Mostly it's got to do with attitude and language.
They watch mostly American television shows and the occasional Chinese animation. And both have issues that we have to temper.
There are words that we ban outright because 8 year olds or 5 year olds shouldn't be using language like that. Evan was stunned when he got smacked on the back of his head for declaring "I am DAMN full!" . We told him "damn" was not a word to describe how full he was and "damn" meant to send someone to hell or criticise badly. Either of which, it wasn't appropriate for him to describe the state of how much food he had eaten.
This however, was something they pick up, not just from television but from the kids in school. Muffin, while unsuccessfully fixing his Lego, uttered the expletive "Ah... F*#k!" to our horror. Evidently, he picked it up from an older kid on the bus.
So these are the outright words that we have to constantly police and Evan, being in a boys' school, seems to hear them in THX surround sound.
Then there are the more insidious words that we have to catch. Words that are inherently harmless on the own but when uttered with juvenile arrogance never fails to make the blood boil.
i. Jordan: Fine (with the eye roll)
ii. Evan: Whatever (while turning his back to you)

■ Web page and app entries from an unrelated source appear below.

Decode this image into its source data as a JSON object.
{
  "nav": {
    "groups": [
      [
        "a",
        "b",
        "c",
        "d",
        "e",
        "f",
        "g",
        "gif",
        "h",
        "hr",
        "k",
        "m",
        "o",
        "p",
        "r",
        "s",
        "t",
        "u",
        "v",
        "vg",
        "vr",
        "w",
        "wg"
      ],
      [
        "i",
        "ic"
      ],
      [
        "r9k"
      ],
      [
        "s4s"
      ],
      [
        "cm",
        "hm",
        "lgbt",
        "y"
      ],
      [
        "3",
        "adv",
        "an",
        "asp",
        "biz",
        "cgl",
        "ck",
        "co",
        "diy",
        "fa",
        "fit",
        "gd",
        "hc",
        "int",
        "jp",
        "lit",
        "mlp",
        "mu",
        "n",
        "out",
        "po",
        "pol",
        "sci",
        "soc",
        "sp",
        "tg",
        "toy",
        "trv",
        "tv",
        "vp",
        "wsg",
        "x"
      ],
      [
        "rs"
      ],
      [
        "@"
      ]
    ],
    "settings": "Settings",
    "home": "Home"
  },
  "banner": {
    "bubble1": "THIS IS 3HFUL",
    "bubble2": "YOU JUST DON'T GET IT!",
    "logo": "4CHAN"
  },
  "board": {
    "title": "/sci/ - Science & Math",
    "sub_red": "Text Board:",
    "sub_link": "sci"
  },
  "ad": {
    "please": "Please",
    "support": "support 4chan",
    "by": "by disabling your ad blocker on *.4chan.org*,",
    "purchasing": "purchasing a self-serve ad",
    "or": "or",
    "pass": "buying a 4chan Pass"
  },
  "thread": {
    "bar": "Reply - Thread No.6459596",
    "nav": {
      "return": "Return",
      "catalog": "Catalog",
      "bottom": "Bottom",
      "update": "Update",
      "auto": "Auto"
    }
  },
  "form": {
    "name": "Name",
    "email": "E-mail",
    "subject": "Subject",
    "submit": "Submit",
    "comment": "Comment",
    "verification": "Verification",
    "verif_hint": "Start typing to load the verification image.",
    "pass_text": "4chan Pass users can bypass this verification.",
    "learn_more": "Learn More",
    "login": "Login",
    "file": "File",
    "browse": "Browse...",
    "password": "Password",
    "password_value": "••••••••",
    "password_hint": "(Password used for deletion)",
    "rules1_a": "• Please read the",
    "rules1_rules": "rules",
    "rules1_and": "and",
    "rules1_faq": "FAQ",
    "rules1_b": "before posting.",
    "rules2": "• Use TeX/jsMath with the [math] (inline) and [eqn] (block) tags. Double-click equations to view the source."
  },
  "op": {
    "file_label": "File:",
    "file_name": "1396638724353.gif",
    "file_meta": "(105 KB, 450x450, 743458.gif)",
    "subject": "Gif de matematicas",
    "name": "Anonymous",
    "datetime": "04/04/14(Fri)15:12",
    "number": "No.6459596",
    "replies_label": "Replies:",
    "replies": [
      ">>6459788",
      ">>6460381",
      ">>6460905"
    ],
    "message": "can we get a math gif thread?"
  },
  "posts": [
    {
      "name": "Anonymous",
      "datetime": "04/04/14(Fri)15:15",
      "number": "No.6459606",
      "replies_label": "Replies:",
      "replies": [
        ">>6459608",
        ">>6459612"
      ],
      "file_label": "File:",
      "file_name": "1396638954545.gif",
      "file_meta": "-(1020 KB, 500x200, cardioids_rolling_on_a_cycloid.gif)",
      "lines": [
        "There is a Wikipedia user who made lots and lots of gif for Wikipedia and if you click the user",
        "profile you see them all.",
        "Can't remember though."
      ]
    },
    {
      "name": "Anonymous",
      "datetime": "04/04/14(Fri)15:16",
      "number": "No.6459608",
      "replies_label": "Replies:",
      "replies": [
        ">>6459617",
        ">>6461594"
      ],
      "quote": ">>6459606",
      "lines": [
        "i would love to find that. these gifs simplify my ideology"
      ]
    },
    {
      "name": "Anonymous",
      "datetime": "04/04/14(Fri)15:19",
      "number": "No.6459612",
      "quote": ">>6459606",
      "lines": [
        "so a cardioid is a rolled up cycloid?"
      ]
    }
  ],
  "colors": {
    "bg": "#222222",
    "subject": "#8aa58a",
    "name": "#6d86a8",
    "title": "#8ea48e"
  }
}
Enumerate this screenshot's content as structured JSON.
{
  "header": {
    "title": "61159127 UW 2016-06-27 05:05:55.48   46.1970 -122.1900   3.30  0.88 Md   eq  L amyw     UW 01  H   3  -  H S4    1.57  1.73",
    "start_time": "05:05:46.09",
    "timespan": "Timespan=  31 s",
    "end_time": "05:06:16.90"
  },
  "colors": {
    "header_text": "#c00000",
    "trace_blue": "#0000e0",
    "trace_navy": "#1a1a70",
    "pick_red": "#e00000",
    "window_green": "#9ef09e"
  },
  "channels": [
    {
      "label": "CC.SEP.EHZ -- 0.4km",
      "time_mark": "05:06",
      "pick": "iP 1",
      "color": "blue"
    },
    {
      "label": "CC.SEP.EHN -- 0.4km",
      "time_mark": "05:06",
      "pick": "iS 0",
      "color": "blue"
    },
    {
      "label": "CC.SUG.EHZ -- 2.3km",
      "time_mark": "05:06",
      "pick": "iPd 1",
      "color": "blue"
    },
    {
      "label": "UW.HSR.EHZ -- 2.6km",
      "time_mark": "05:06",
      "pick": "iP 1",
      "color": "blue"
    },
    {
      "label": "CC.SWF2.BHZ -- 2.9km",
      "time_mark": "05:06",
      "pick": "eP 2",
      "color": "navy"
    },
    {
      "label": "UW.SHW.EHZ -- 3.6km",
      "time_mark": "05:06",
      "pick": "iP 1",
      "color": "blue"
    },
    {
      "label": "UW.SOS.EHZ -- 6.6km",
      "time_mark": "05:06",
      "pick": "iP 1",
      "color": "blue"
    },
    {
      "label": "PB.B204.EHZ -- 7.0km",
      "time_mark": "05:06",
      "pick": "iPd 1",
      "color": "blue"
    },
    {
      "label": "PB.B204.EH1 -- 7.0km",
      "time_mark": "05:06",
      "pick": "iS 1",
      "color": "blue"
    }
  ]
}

iii. Muffin: Boring
iv. JED: Sentences that begin with "I WANT YOU TO..."
Pt iii. is the most commonly used. Every.Thing.Is.Boring. And they whine about wanting gadgets that others have or the television. Our current retort is that if what we do is boring to them and they don't want to do it then we won't do what they want to do which we find boring. On top of that, there are always chores and homework that we can find for them to do to cure boredom. That is usually met with an extremely sullen and reluctant silence.